Your answer must consist of the records below, reproduced exactly, with every picture removed.

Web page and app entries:
══════

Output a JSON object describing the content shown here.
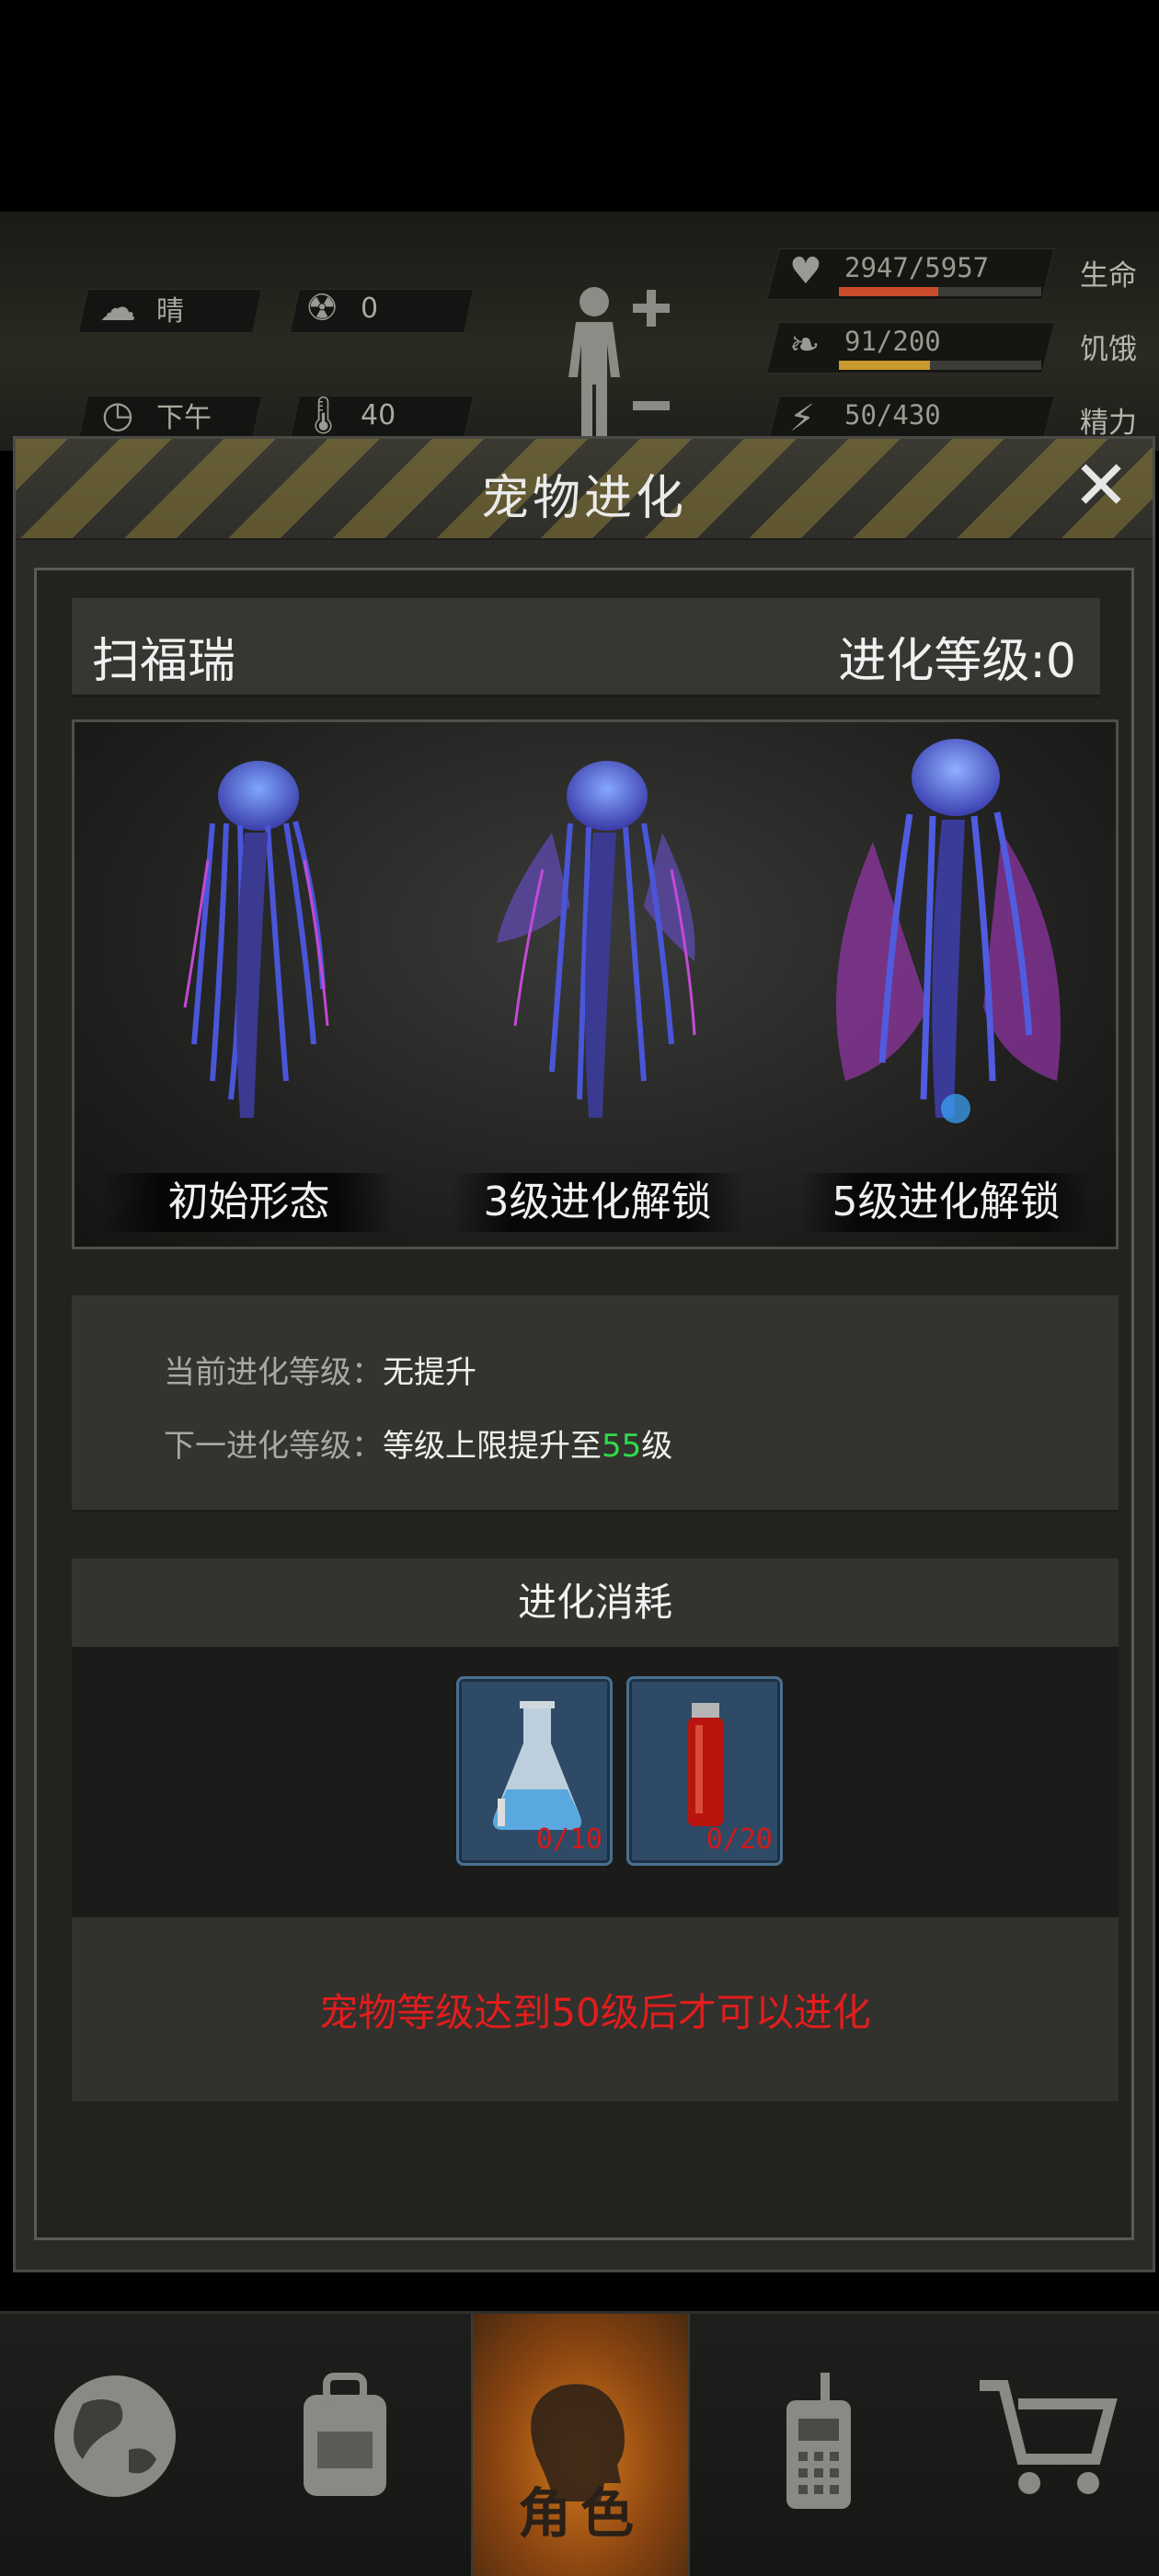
{
  "status": {
    "weather_label": "晴",
    "radiation_value": "0",
    "time_label": "下午",
    "temperature_value": "40",
    "health": {
      "value": "2947/5957",
      "label": "生命",
      "fraction": 0.49,
      "color": "#c84b2a"
    },
    "hunger": {
      "value": "91/200",
      "label": "饥饿",
      "fraction": 0.45,
      "color": "#c99a2e"
    },
    "energy": {
      "value": "50/430",
      "label": "精力"
    }
  },
  "modal": {
    "title": "宠物进化",
    "close_label": "✕",
    "pet_name": "扫福瑞",
    "evo_level_label": "进化等级:0",
    "forms": [
      {
        "caption": "初始形态"
      },
      {
        "caption": "3级进化解锁"
      },
      {
        "caption": "5级进化解锁"
      }
    ],
    "current_key": "当前进化等级：",
    "current_value": "无提升",
    "next_key": "下一进化等级：",
    "next_value_prefix": "等级上限提升至",
    "next_value_num": "55",
    "next_value_suffix": "级",
    "cost_title": "进化消耗",
    "items": [
      {
        "icon": "flask-icon",
        "count": "0/10"
      },
      {
        "icon": "blood-vial-icon",
        "count": "0/20"
      }
    ],
    "warning": "宠物等级达到50级后才可以进化"
  },
  "nav": {
    "items": [
      {
        "icon": "globe-icon"
      },
      {
        "icon": "backpack-icon"
      },
      {
        "icon": "character-head-icon",
        "label": "角色"
      },
      {
        "icon": "radio-icon"
      },
      {
        "icon": "cart-icon"
      }
    ]
  }
}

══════

▶ [Reply to the task]:
Output a JSON object describing the content shown here.
{
  "status": {
    "weather_label": "晴",
    "radiation_value": "0",
    "time_label": "下午",
    "temperature_value": "40",
    "health": {
      "value": "2947/5957",
      "label": "生命",
      "fraction": 0.49,
      "color": "#c84b2a"
    },
    "hunger": {
      "value": "91/200",
      "label": "饥饿",
      "fraction": 0.45,
      "color": "#c99a2e"
    },
    "energy": {
      "value": "50/430",
      "label": "精力"
    }
  },
  "modal": {
    "title": "宠物进化",
    "close_label": "✕",
    "pet_name": "扫福瑞",
    "evo_level_label": "进化等级:0",
    "forms": [
      {
        "caption": "初始形态"
      },
      {
        "caption": "3级进化解锁"
      },
      {
        "caption": "5级进化解锁"
      }
    ],
    "current_key": "当前进化等级：",
    "current_value": "无提升",
    "next_key": "下一进化等级：",
    "next_value_prefix": "等级上限提升至",
    "next_value_num": "55",
    "next_value_suffix": "级",
    "cost_title": "进化消耗",
    "items": [
      {
        "icon": "flask-icon",
        "count": "0/10"
      },
      {
        "icon": "blood-vial-icon",
        "count": "0/20"
      }
    ],
    "warning": "宠物等级达到50级后才可以进化"
  },
  "nav": {
    "items": [
      {
        "icon": "globe-icon"
      },
      {
        "icon": "backpack-icon"
      },
      {
        "icon": "character-head-icon",
        "label": "角色"
      },
      {
        "icon": "radio-icon"
      },
      {
        "icon": "cart-icon"
      }
    ]
  }
}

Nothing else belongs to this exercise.